Darwin Days at ISU consisted of two events put on by two student groups at Iowa State University: the newly founded Freethinkers Alliance for Tolerance and Ethics and the 10 year old Atheist and Agnostic Society. FATE hosted “Darwin and Me: A Panel Discussion on Science and Religion” on Thursday February 12 at 7pm in the Cardinal Room of the ISU Memorial Union. AAS hosted DJ Grothe who presented “Darwin Made Me Do It: Secular vs Religious Ethics” on Friday February 13 at 7pm in the Campanile Room of the ISU Memorial Union.
Funding from the Secular Student Alliance was used to publicize both events, resulting in attendance that was much higher than we had imagined: about 120 attendees at the panel discussion (which was well over fire code for the room) and about 80 attendees for DJ Grothe (despite the event being immediately after a severe snowstorm on a Friday night).
We had about 20 new members sign up for FATE, and 5 new members for AAS. One third to one half of the people attending the panel discussion were community members from local churches, and many people attending DJ Grothe’s talk were already on the AAS mailing list, so the low number of new members is not very surprising. While the events were not effective in recruiting new members, they certainly were effective in improving visibility of both FATE and AAS on campus, which we think will eventually lead to improved recruitment for both organizations.
To compose the panel for Darwin and Me, we contacted religious student groups, known religious professors in the sciences, and personal contacts such as professors and colleagues of club members. This search resulted in a panel of six:
- Abdelhamid Azzaz, Muslim graduate student in Biochemistry, Biophysics and Molecular Biology
- Michael Clough, Christian professor in the Center for Excellence in Science, Mathematics and Engineering Education
- Clark Ford, New Age professor in Food Science and Human Nutrition, Bioethics
- Tom Ingebritsen, Christian professor in Genetics, Development and Cell Biology
- Nimer Mehyar, Muslim graduate student in Biochemistry, Biophysics and Molecular Biology
- Barbara Pleasants, Jewish professor in Ecology, Evolution, and Organismal Biology
The panel members shared their personal experiences in reconciling their religious faith and the teachings and books of their religions with the science they work with, particularly evolution. A very significant point was brought up in response to a question asked by an attendee: when my children are taught about evolution, aren’t they also being taught about atheism? Each panel member took a moment to explain that evolution and religious faith are not related. We feel that this event was a very important service to the community, helping both students and community members to come to a greater understanding of the relationship between religion and science.
DJ Grothe was already scheduled to speak at UNI on February 12, so we were able to bring him to ISU with greatly reduced expense.
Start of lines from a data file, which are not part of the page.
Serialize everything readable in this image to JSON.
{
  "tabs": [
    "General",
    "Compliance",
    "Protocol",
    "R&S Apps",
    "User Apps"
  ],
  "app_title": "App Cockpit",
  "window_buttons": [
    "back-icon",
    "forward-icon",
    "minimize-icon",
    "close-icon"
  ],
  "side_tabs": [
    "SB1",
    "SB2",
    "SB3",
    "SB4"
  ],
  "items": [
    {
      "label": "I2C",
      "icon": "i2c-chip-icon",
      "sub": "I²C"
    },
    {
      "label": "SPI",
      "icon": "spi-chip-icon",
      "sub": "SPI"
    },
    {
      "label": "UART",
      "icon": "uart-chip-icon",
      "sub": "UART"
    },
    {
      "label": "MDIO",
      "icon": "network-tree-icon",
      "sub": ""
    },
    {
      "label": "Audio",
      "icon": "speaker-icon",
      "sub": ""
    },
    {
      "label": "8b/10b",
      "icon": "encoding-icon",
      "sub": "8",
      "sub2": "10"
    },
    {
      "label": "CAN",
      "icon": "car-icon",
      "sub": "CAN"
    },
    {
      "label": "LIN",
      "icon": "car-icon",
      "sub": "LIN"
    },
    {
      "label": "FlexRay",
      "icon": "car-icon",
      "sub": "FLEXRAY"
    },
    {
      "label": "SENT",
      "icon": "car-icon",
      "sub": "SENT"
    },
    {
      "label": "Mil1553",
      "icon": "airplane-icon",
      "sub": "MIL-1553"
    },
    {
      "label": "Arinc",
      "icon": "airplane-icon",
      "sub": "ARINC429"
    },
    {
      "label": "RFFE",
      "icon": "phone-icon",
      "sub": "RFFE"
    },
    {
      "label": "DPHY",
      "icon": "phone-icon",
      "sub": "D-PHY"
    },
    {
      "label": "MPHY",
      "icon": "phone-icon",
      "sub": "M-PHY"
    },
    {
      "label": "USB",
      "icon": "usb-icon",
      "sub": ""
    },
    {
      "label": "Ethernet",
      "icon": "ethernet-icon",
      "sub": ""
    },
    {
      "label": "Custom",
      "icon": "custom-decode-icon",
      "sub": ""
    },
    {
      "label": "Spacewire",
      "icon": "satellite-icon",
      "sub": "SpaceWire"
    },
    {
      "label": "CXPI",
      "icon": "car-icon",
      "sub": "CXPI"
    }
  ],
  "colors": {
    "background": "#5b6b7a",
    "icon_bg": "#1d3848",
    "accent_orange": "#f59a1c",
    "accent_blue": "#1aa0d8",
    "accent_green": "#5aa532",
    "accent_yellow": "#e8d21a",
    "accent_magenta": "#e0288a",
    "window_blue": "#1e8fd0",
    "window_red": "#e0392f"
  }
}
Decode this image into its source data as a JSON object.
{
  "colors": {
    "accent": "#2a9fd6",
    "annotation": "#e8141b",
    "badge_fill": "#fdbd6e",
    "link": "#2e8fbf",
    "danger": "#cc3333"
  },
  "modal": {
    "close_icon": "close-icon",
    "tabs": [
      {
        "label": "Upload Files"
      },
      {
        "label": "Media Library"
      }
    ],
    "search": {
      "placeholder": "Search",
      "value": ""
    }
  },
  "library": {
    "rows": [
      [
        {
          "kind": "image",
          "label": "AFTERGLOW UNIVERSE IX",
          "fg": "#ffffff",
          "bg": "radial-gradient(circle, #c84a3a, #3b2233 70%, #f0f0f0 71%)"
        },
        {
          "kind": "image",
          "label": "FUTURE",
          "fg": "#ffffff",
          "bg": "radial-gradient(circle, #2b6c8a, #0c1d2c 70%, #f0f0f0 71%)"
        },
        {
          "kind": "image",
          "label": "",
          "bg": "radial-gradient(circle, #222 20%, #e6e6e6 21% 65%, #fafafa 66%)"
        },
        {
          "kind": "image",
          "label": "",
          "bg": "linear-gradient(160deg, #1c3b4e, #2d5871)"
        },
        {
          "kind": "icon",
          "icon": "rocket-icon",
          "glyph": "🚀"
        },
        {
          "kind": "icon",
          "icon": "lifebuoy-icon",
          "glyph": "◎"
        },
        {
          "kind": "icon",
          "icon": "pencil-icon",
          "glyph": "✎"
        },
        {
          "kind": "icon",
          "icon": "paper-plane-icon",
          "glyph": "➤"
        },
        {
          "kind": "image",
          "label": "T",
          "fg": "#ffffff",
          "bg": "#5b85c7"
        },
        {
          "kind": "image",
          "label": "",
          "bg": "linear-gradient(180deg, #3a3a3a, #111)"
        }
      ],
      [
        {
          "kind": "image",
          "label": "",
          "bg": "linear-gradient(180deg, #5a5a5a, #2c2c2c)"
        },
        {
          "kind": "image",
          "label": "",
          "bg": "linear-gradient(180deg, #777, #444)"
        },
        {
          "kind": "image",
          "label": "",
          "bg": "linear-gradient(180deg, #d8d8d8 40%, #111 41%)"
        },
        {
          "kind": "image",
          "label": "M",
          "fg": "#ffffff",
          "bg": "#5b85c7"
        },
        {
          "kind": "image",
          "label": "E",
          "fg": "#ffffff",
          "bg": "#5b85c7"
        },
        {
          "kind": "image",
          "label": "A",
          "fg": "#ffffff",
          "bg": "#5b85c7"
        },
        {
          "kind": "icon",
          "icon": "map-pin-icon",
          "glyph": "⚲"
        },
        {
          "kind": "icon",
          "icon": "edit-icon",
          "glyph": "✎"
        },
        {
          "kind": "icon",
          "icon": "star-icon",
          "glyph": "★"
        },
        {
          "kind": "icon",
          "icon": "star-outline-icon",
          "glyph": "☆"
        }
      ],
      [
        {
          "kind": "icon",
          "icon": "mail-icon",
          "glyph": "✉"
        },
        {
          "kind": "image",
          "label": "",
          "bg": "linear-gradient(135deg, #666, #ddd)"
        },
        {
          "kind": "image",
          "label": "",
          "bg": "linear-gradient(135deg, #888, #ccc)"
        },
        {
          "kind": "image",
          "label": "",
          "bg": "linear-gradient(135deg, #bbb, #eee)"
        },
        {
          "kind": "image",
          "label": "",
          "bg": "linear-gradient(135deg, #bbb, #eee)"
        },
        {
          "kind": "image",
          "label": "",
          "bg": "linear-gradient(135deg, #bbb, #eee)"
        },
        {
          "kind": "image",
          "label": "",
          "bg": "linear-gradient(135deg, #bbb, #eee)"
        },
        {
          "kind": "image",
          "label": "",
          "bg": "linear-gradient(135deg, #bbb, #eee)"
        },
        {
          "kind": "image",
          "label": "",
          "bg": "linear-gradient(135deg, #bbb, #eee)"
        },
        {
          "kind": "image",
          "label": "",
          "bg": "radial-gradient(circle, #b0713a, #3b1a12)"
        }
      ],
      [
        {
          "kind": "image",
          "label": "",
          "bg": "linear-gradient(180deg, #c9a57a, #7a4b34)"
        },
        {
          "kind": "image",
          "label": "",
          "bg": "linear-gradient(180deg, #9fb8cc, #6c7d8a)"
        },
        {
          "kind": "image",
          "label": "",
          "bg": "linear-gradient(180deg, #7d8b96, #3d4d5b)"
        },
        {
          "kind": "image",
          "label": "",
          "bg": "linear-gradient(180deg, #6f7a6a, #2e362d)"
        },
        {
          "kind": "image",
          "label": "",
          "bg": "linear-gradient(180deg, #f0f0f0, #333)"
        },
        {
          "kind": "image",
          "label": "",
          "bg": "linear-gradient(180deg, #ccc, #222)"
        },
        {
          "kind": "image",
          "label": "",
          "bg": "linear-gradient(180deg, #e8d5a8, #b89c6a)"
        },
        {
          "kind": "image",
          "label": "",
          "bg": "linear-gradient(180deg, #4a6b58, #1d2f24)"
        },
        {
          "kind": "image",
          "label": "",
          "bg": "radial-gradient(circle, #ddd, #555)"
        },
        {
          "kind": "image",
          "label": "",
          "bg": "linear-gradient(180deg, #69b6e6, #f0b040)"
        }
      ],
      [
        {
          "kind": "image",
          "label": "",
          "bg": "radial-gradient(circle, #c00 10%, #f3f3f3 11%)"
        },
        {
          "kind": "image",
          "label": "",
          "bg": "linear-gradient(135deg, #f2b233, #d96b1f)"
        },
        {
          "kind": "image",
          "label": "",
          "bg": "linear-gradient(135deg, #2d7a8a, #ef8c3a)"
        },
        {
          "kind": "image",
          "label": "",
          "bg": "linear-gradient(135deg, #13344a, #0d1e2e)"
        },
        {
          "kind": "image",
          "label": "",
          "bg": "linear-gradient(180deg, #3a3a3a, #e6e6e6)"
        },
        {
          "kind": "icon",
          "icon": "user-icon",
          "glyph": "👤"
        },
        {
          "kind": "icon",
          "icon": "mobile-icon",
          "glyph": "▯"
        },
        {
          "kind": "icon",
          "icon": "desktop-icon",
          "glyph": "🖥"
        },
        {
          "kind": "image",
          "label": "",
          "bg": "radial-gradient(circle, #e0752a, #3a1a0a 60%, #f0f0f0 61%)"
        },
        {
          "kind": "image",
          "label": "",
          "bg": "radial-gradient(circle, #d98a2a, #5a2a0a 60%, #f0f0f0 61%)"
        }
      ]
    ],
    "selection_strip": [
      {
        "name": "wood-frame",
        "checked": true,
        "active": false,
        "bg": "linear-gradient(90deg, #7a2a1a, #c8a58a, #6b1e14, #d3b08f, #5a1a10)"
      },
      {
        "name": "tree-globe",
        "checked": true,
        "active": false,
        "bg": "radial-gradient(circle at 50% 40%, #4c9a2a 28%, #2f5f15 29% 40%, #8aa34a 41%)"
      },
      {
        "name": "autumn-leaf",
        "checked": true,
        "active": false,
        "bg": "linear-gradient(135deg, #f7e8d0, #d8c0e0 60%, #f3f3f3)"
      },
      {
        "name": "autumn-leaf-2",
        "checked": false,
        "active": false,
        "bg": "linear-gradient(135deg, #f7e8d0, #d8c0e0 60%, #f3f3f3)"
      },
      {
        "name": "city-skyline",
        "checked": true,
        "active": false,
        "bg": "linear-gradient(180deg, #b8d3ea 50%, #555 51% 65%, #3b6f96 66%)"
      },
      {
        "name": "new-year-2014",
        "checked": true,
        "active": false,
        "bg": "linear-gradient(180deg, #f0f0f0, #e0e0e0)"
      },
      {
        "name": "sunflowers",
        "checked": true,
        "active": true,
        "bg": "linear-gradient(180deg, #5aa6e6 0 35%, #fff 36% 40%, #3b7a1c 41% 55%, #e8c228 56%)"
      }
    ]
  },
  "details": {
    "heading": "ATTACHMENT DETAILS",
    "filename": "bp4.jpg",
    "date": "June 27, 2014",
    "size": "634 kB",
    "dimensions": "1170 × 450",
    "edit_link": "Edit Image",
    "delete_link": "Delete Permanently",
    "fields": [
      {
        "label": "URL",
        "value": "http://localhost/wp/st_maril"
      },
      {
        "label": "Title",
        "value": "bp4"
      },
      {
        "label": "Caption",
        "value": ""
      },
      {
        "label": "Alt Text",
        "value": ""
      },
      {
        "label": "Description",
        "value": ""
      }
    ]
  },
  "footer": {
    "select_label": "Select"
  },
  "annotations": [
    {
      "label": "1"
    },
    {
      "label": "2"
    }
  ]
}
His talk about the origin of religious ethics spurred much discussion, with a question and answer session lasting over a half hour. Bringing such a well known and well respected speaker to ISU helps club members and potential club members to recognize the prestige of AAS and will hopefully encourage them to become more involved in club activities.
Our advertising for these events was through many venues. An advertisement ran in the Iowa State Daily on Monday, Tuesday, and Wednesday for a total cost of $120. Additional ads were run on Thursday and Friday by the ISU Committee on Lectures, an organization that helps groups publicize events that are held in the Memorial Union for the benefit of the student body. Flyers publicizing each event individually were printed for a total cost of $25 and distributed by the official flyer distribution system for $25 in department mailboxes, dorms, Greek houses, and academic buildings throughout campus. 7 sandwich boards, made available for free rental by the ISU Government of the Student Body, were checked out and rotated through different locations throughout campus all week long. On the boards were large signs that were laminated to protect them from the elements throughout the week. Lamination was expensive, bringing the total cost of the signs to $75, but without it, rain would have destroyed the signs the first day they were out. The total advertising cost was $245. The Secular Student Alliance sponsored all of the advertising, and was recognized verbally at both events as being the sponsor that made all of our advertising possible, and was listed on all flyers, signs, the AAS and FATE websites, and Facebook events. Due to limited space, none of our sponsors were listed in the newspaper ads.
The ISU Interdepartmental Genetics department donated over $200 for birthday cake and sparkling punch for the panel discussion. They also purchased a slide advancing remote for the panel to use, as one was not available to us through other sources on campus. The Iowa Secularists donated $250 to pay for DJ Grothe’s travel costs. The Iowa Atheists and Freethinkers donated $50 for coffee, tea, and goodies for DJ Grothe’s talk. These sponsors were also thanked verbally and mentioned in all of our advertisements besides the newspaper ads.
These events would not have been such a great success without the help of our sponsors.